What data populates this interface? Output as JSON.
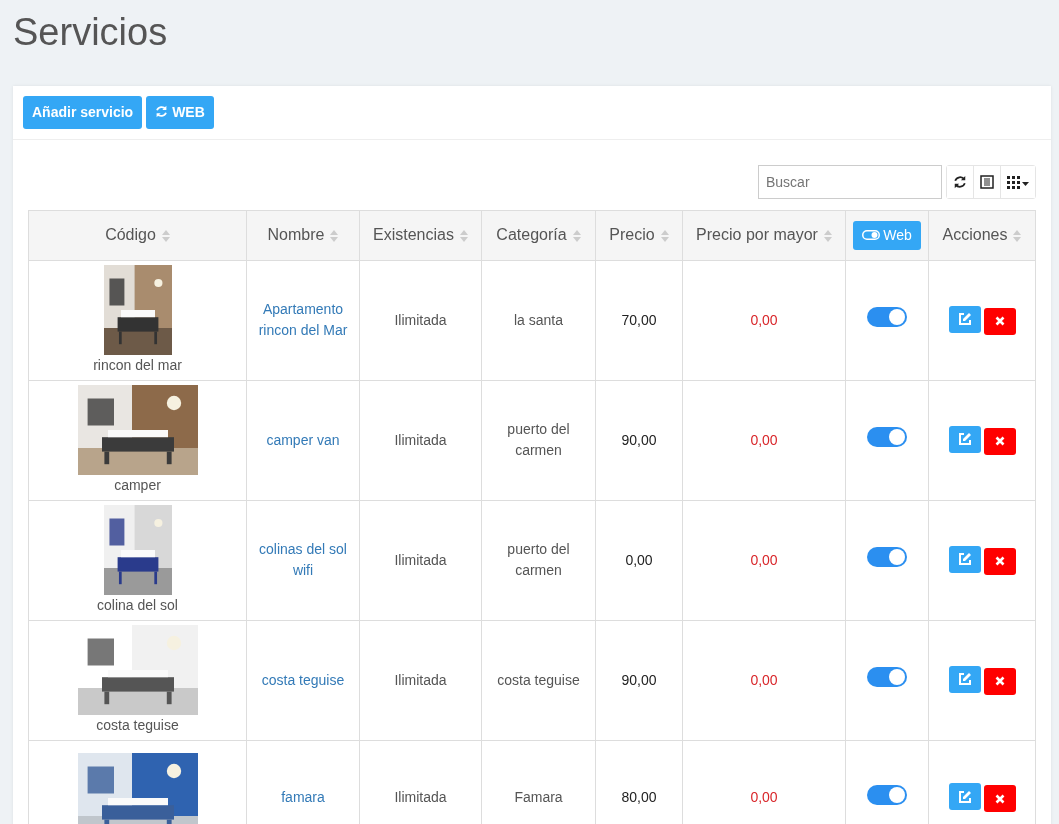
{
  "page_title": "Servicios",
  "toolbar": {
    "buttons": [
      {
        "label": "Añadir servicio",
        "kind": "text"
      },
      {
        "label": "WEB",
        "kind": "refresh"
      }
    ]
  },
  "search": {
    "placeholder": "Buscar"
  },
  "table": {
    "columns": [
      {
        "label": "Código",
        "kind": "sort"
      },
      {
        "label": "Nombre",
        "kind": "sort"
      },
      {
        "label": "Existencias",
        "kind": "sort"
      },
      {
        "label": "Categoría",
        "kind": "sort"
      },
      {
        "label": "Precio",
        "kind": "sort"
      },
      {
        "label": "Precio por mayor",
        "kind": "sort"
      },
      {
        "label": "Web",
        "kind": "toggle-button"
      },
      {
        "label": "Acciones",
        "kind": "sort"
      }
    ],
    "rows": [
      {
        "code": "rincon del mar",
        "name": "Apartamento rincon del Mar",
        "stock": "Ilimitada",
        "category": "la santa",
        "price": "70,00",
        "wholesale": "0,00",
        "web": true
      },
      {
        "code": "camper",
        "name": "camper van",
        "stock": "Ilimitada",
        "category": "puerto del carmen",
        "price": "90,00",
        "wholesale": "0,00",
        "web": true
      },
      {
        "code": "colina del sol",
        "name": "colinas del sol wifi",
        "stock": "Ilimitada",
        "category": "puerto del carmen",
        "price": "0,00",
        "wholesale": "0,00",
        "web": true
      },
      {
        "code": "costa teguise",
        "name": "costa teguise",
        "stock": "Ilimitada",
        "category": "costa teguise",
        "price": "90,00",
        "wholesale": "0,00",
        "web": true
      },
      {
        "name": "famara",
        "stock": "Ilimitada",
        "category": "Famara",
        "price": "80,00",
        "wholesale": "0,00",
        "web": true
      }
    ]
  }
}
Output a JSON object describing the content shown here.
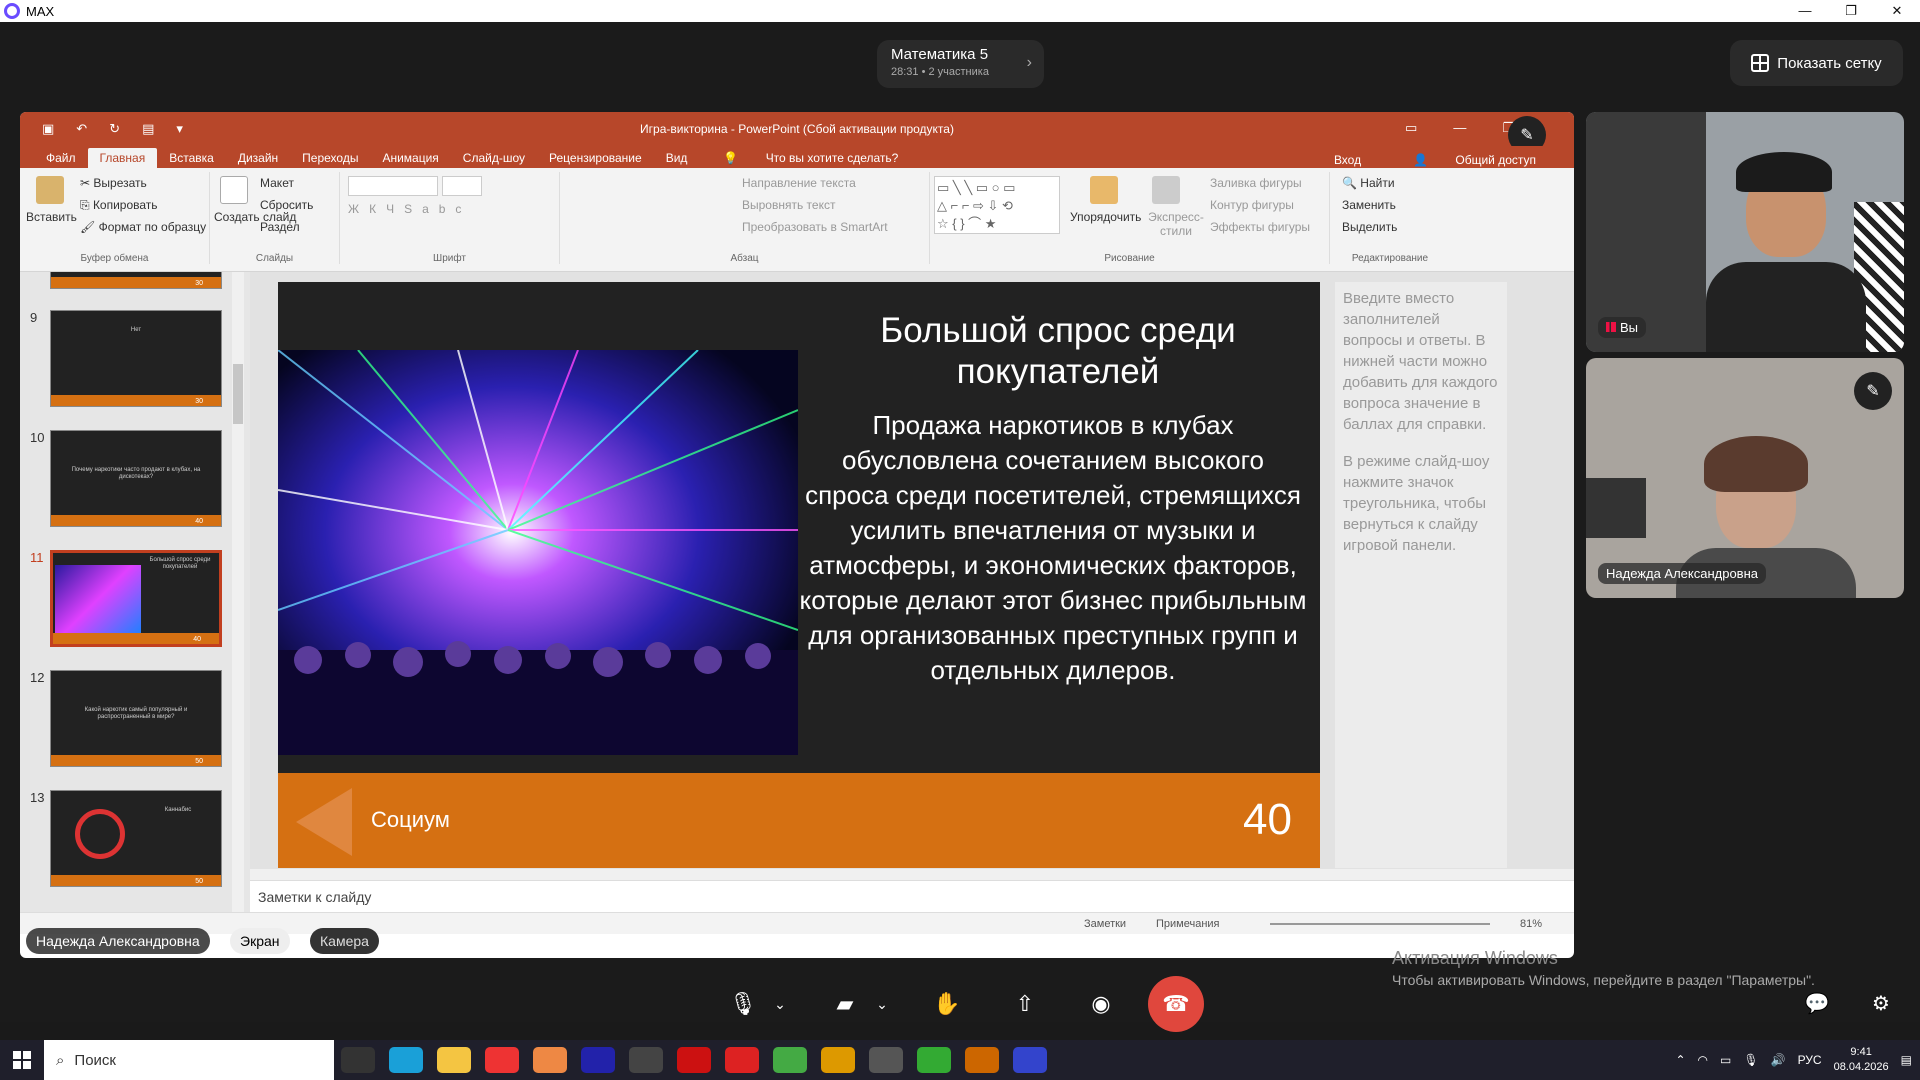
{
  "app": {
    "title": "MAX"
  },
  "window_controls": {
    "minimize": "—",
    "maximize": "❐",
    "close": "✕"
  },
  "call": {
    "title": "Математика 5",
    "meta": "28:31 • 2 участника",
    "grid_button": "Показать сетку"
  },
  "ppt": {
    "doc_title": "Игра-викторина - PowerPoint (Сбой активации продукта)",
    "tabs": [
      "Файл",
      "Главная",
      "Вставка",
      "Дизайн",
      "Переходы",
      "Анимация",
      "Слайд-шоу",
      "Рецензирование",
      "Вид"
    ],
    "active_tab": "Главная",
    "tell_me": "Что вы хотите сделать?",
    "signin": "Вход",
    "share": "Общий доступ",
    "ribbon": {
      "paste": "Вставить",
      "cut": "Вырезать",
      "copy": "Копировать",
      "format_painter": "Формат по образцу",
      "clipboard": "Буфер обмена",
      "new_slide": "Создать слайд",
      "layout": "Макет",
      "reset": "Сбросить",
      "section": "Раздел",
      "slides": "Слайды",
      "font": "Шрифт",
      "text_direction": "Направление текста",
      "align_text": "Выровнять текст",
      "smartart": "Преобразовать в SmartArt",
      "paragraph": "Абзац",
      "arrange": "Упорядочить",
      "quick_styles": "Экспресс-стили",
      "shape_fill": "Заливка фигуры",
      "shape_outline": "Контур фигуры",
      "shape_effects": "Эффекты фигуры",
      "drawing": "Рисование",
      "find": "Найти",
      "replace": "Заменить",
      "select": "Выделить",
      "editing": "Редактирование"
    },
    "thumbs": [
      {
        "num": "9",
        "text": "Нет",
        "points": "30"
      },
      {
        "num": "10",
        "text": "Почему наркотики часто продают в клубах, на дискотеках?",
        "points": "40"
      },
      {
        "num": "11",
        "text": "Большой спрос среди покупателей",
        "points": "40"
      },
      {
        "num": "12",
        "text": "Какой наркотик самый популярный и распространенный в мире?",
        "points": "50"
      },
      {
        "num": "13",
        "text": "Каннабис",
        "points": "50"
      }
    ],
    "top_thumb_points": "30",
    "slide": {
      "title": "Большой спрос среди покупателей",
      "body": "Продажа наркотиков в клубах обусловлена сочетанием высокого спроса среди посетителей, стремящихся усилить впечатления от музыки и атмосферы, и экономических факторов, которые делают этот бизнес прибыльным для организованных преступных групп и отдельных дилеров.",
      "category": "Социум",
      "points": "40"
    },
    "notes_pane": [
      "Введите вместо заполнителей вопросы и ответы. В нижней части можно добавить для каждого вопроса значение в баллах для справки.",
      "В режиме слайд-шоу нажмите значок треугольника, чтобы вернуться к слайду игровой панели."
    ],
    "notes_placeholder": "Заметки к слайду",
    "status": {
      "notes": "Заметки",
      "comments": "Примечания",
      "zoom": "81%"
    }
  },
  "overlay": {
    "presenter": "Надежда Александровна",
    "screen_chip": "Экран",
    "camera_chip": "Камера"
  },
  "participants": [
    {
      "name": "Вы"
    },
    {
      "name": "Надежда Александровна"
    }
  ],
  "activation": {
    "title": "Активация Windows",
    "text": "Чтобы активировать Windows, перейдите в раздел \"Параметры\"."
  },
  "taskbar": {
    "search": "Поиск",
    "lang": "РУС",
    "time": "9:41",
    "date": "08.04.2026"
  },
  "colors": {
    "ppt_accent": "#b7472a",
    "slide_orange": "#d57012",
    "end_call": "#e0473d"
  }
}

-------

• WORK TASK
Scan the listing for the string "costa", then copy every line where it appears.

• WORKED SOLUTION
        "code": "costa teguise",
        "name": "costa teguise",
        "category": "costa teguise",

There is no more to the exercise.